    That's not in my bank account nor do they pay a fair amount of tax.

    They stuff all the money in some off shore account which pays no tax.

    This whole system was built for oligarchs to exploit people.

    Social engineering on a global scale.

    Ever wonder what USA is doing?

    It's a grand plan to take over countries and exploit their people and their resources.

    Globalisation and offshoring is another name for slavery and exploiting the poor.

    It's also about taking over a country and its people.

    What did we fight for in wars?

    Again its always about oligarchs getting wealthy using social engineering.

    Find some cheap land build businesses then build high density housing around them.

    It's the greatest ripoff of the poor I've ever witnessed.

    Stop consuming thats the solution.

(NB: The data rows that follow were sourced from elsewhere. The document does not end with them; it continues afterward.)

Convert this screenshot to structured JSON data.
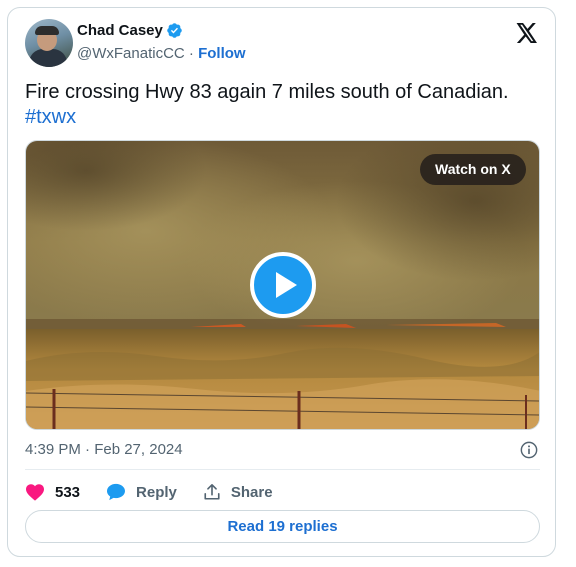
{
  "author": {
    "name": "Chad Casey",
    "handle": "@WxFanaticCC",
    "separator": "·",
    "follow_label": "Follow"
  },
  "tweet": {
    "text": "Fire crossing Hwy 83 again 7 miles south of Canadian.",
    "hashtag": "#txwx"
  },
  "media": {
    "watch_label": "Watch on X",
    "play_icon": "play-icon"
  },
  "meta": {
    "timestamp": "4:39 PM · Feb 27, 2024"
  },
  "actions": {
    "likes_count": "533",
    "reply_label": "Reply",
    "share_label": "Share"
  },
  "replies_button": "Read 19 replies",
  "colors": {
    "accent": "#1d9bf0",
    "link": "#1d6fd1",
    "like": "#f91880",
    "muted": "#536471"
  }
}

    Stop buying crap.

  • I'm so glad I can finally hear from the daughter of a family that can afford 3 generations of tuition at Harvard talk about class and social mobility. Also love the cutting edge commentary on Marx done by someone who clearly hasn't even thumbed through the 80 pages of the Manifesto. This talk is garbage and her book is garbage apologia to make urban bourgeoisie in America get warm fuzzies about the fact that there are suicide nets at the factories where their consumer goods are made. That's like slapping someone in the face and telling them "It's great actually, because it could be worse, I could slap you twice".

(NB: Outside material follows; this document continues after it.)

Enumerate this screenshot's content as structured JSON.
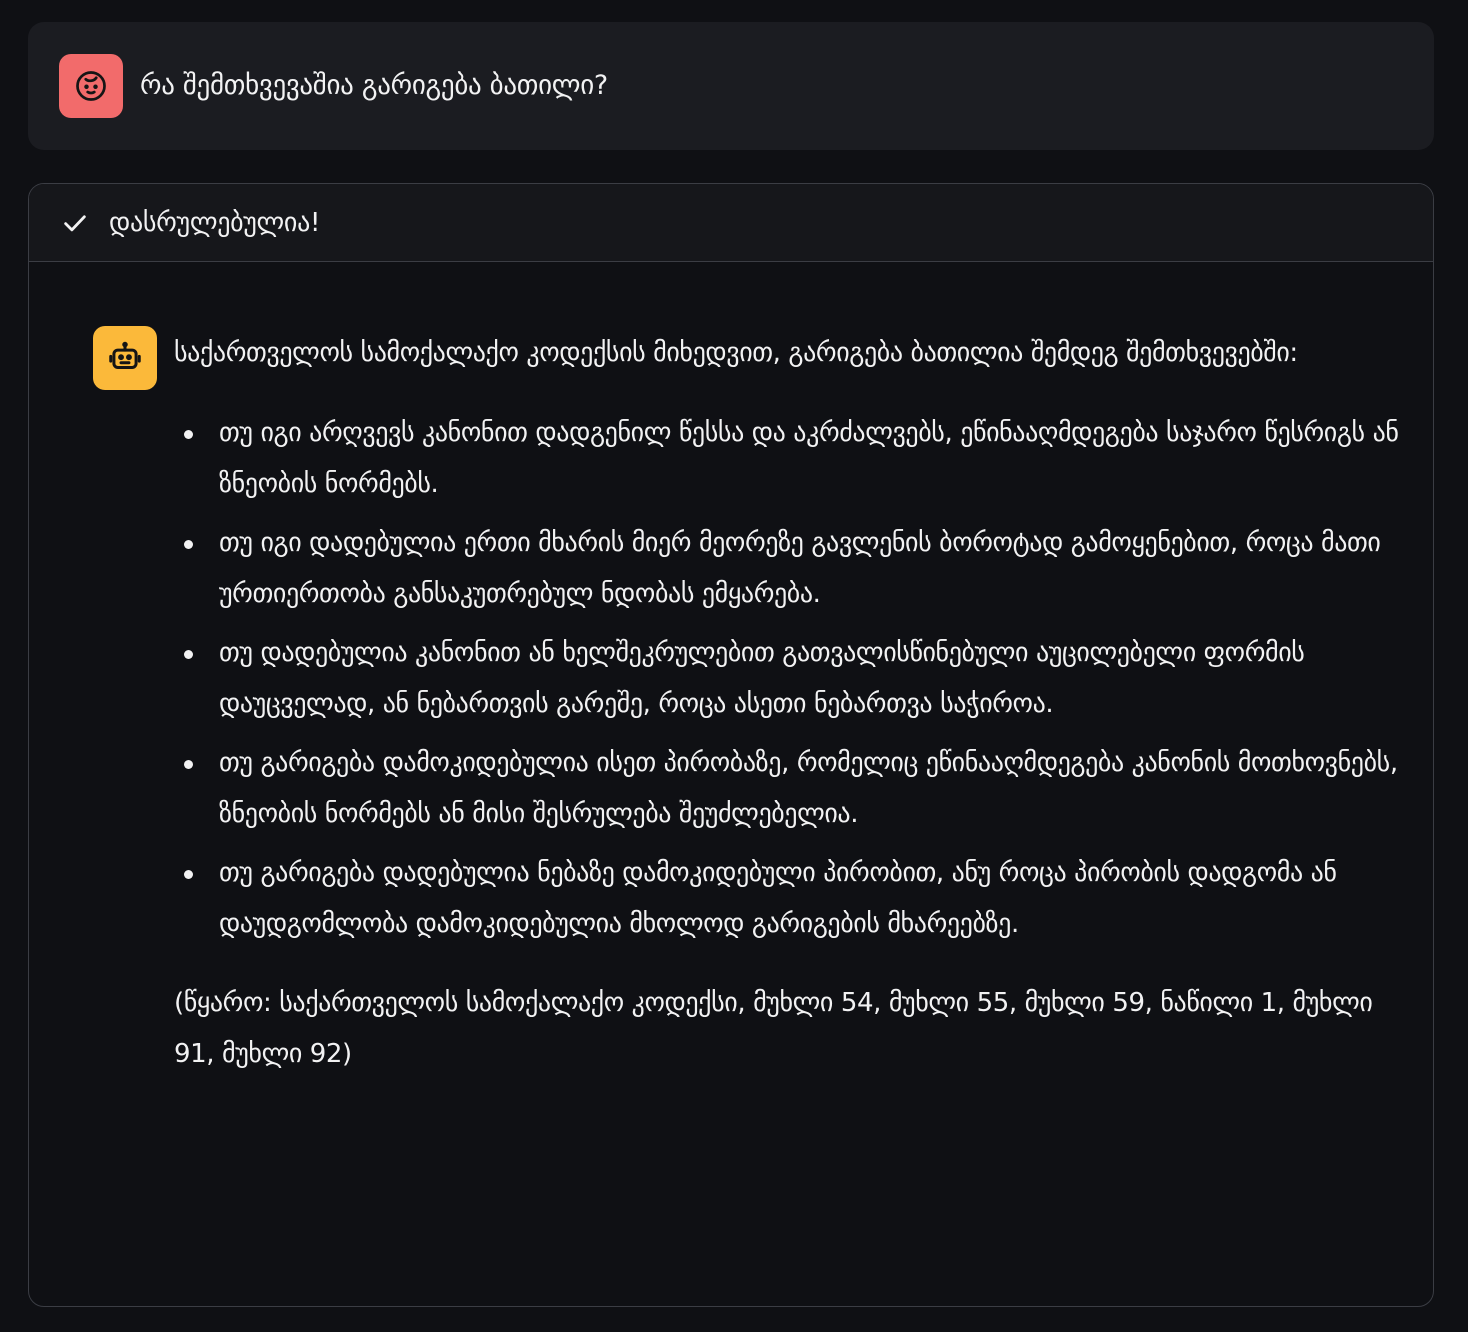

  • Paula Ann Stewart says:

    This is the single most ridiculous TedTalk I habe ever heard:o…#YellowVests #OccupyWallStreet #OccupyNYC…so Chinese factory workers are just poor fashionistas. With poor financial literacy skills. DISGUSTING! Anything to assuage your Guilty feelings about how America exploits and destroys Chinese youth.

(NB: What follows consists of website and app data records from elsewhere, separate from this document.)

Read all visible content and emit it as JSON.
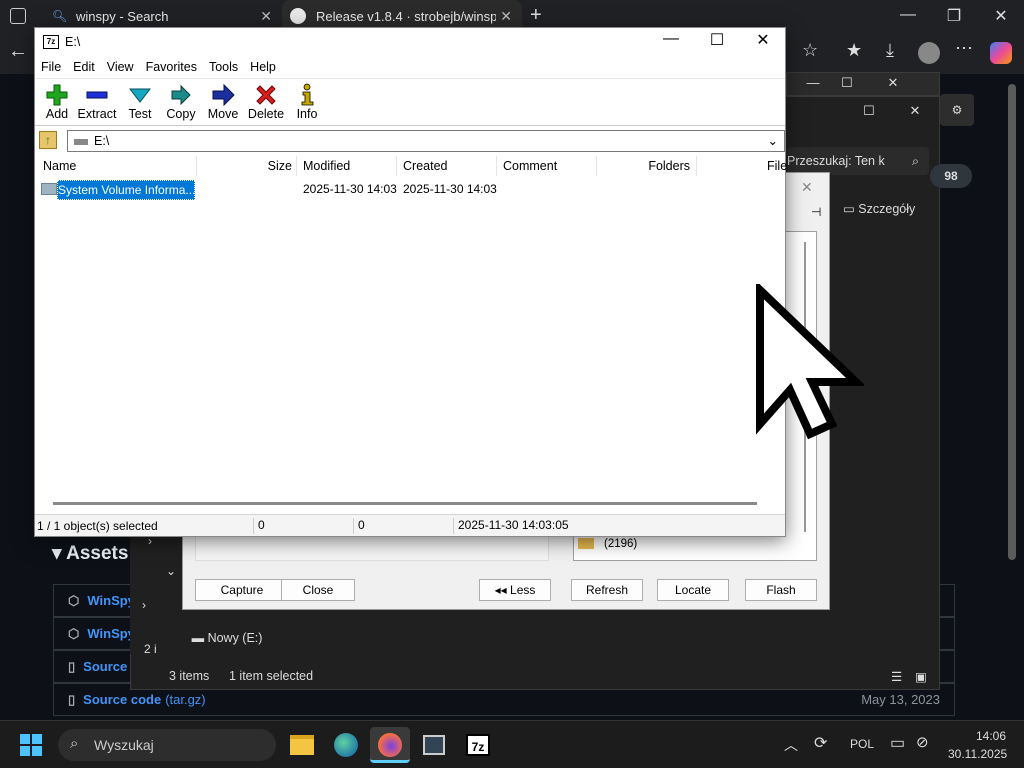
{
  "browser": {
    "tabs": [
      {
        "label": "winspy - Search"
      },
      {
        "label": "Release v1.8.4 · strobejb/winspy"
      }
    ],
    "github": {
      "assets_title": "Assets",
      "badge": "98",
      "assets": [
        {
          "label": "WinSpy"
        },
        {
          "label": "WinSpy"
        },
        {
          "label": "Source code"
        },
        {
          "label": "Source code",
          "suffix": "(tar.gz)",
          "date": "May 13, 2023"
        }
      ]
    }
  },
  "explorer": {
    "search_placeholder": "Przeszukaj: Ten k",
    "details_label": "Szczegóły",
    "tree_item": "Nowy (E:)",
    "count_partial": "2 i",
    "status_items": "3 items",
    "status_selected": "1 item selected"
  },
  "sevenzip": {
    "title": "E:\\",
    "menu": [
      "File",
      "Edit",
      "View",
      "Favorites",
      "Tools",
      "Help"
    ],
    "tools": [
      {
        "label": "Add",
        "icon": "plus-icon",
        "color": "#1fa51f"
      },
      {
        "label": "Extract",
        "icon": "minus-icon",
        "color": "#1d2fd6"
      },
      {
        "label": "Test",
        "icon": "check-icon",
        "color": "#16a8c0"
      },
      {
        "label": "Copy",
        "icon": "double-arrow-icon",
        "color": "#1b8a8a"
      },
      {
        "label": "Move",
        "icon": "arrow-right-icon",
        "color": "#1b2f9e"
      },
      {
        "label": "Delete",
        "icon": "x-icon",
        "color": "#d81e1e"
      },
      {
        "label": "Info",
        "icon": "info-icon",
        "color": "#c8a800"
      }
    ],
    "address": "E:\\",
    "columns": [
      "Name",
      "Size",
      "Modified",
      "Created",
      "Comment",
      "Folders",
      "File"
    ],
    "rows": [
      {
        "name": "System Volume Informa...",
        "size": "",
        "modified": "2025-11-30 14:03",
        "created": "2025-11-30 14:03"
      }
    ],
    "status": {
      "selected": "1 / 1 object(s) selected",
      "size1": "0",
      "size2": "0",
      "date": "2025-11-30 14:03:05"
    }
  },
  "winspy": {
    "tree_count": "(2196)",
    "buttons": {
      "capture": "Capture",
      "close": "Close",
      "less": "Less",
      "refresh": "Refresh",
      "locate": "Locate",
      "flash": "Flash"
    }
  },
  "taskbar": {
    "search": "Wyszukaj",
    "language": "POL",
    "time": "14:06",
    "date": "30.11.2025"
  },
  "colors": {
    "selection": "#0078d7",
    "taskbar": "#1c1c1c",
    "github_bg": "#0d1117",
    "link": "#4493f8"
  }
}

  • Paula Ann Stewart says:

    Who is paying her? #YellowVests #giletsjeunes OF COURSE THEY WILL LIE??? They are depressed and suicidal!

  • This talk could have been executed a lot better… Just because these 'females' have ambition and do not place much value in high end brands or goods does not mean their quality of life is even close to acceptable. The living conditions she described, being forced to leave your children in the village for months or even years to afford basic needs is messed up. And the reason they don't know any better is due to the oppressive Chinese government who censor out the rest of the world. The entire globe relying on China and their cheap goods produced from exploiting these poor workers is not only a sad and urgent issue within China but makes us incredibly dependent on China and at their very mercy.
    China is the pinnacle of Asian history and culture YET beautiful historical sites and cultural traditions have slowly been destroyed by Western influence, the industrial revolution and poverty which drives people to only be able to worry about getting through the day.

    Not sure how I feel about no more self sufficiency in the western world, soon enough China will economically take over the world whilst we sit and watch continuing to buy Made In China goods.

Leave a Reply

Your email address will not be published. Required fields are marked *